Please write out the listing again, keeping every character the same.

══ Data shown

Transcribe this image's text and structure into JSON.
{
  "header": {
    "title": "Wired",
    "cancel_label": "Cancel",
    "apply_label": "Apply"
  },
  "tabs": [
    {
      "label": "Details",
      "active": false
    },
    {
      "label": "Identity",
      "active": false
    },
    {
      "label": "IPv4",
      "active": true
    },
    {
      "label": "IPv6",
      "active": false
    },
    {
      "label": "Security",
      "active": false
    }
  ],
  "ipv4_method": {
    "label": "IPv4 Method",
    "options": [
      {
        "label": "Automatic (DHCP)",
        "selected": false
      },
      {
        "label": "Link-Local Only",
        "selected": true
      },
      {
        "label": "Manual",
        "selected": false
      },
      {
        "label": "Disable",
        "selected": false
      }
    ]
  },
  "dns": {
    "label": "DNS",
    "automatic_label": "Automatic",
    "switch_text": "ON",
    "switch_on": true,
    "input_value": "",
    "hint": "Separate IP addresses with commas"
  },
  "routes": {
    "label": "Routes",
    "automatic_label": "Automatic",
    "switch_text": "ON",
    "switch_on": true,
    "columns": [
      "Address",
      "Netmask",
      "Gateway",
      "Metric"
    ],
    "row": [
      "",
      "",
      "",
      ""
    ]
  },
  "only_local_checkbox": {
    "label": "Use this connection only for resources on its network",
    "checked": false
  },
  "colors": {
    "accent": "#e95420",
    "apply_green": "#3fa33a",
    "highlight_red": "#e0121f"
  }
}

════

- **Response area**
Transcribe this image's text and structure into JSON.
{
  "header": {
    "title": "Wired",
    "cancel_label": "Cancel",
    "apply_label": "Apply"
  },
  "tabs": [
    {
      "label": "Details",
      "active": false
    },
    {
      "label": "Identity",
      "active": false
    },
    {
      "label": "IPv4",
      "active": true
    },
    {
      "label": "IPv6",
      "active": false
    },
    {
      "label": "Security",
      "active": false
    }
  ],
  "ipv4_method": {
    "label": "IPv4 Method",
    "options": [
      {
        "label": "Automatic (DHCP)",
        "selected": false
      },
      {
        "label": "Link-Local Only",
        "selected": true
      },
      {
        "label": "Manual",
        "selected": false
      },
      {
        "label": "Disable",
        "selected": false
      }
    ]
  },
  "dns": {
    "label": "DNS",
    "automatic_label": "Automatic",
    "switch_text": "ON",
    "switch_on": true,
    "input_value": "",
    "hint": "Separate IP addresses with commas"
  },
  "routes": {
    "label": "Routes",
    "automatic_label": "Automatic",
    "switch_text": "ON",
    "switch_on": true,
    "columns": [
      "Address",
      "Netmask",
      "Gateway",
      "Metric"
    ],
    "row": [
      "",
      "",
      "",
      ""
    ]
  },
  "only_local_checkbox": {
    "label": "Use this connection only for resources on its network",
    "checked": false
  },
  "colors": {
    "accent": "#e95420",
    "apply_green": "#3fa33a",
    "highlight_red": "#e0121f"
  }
}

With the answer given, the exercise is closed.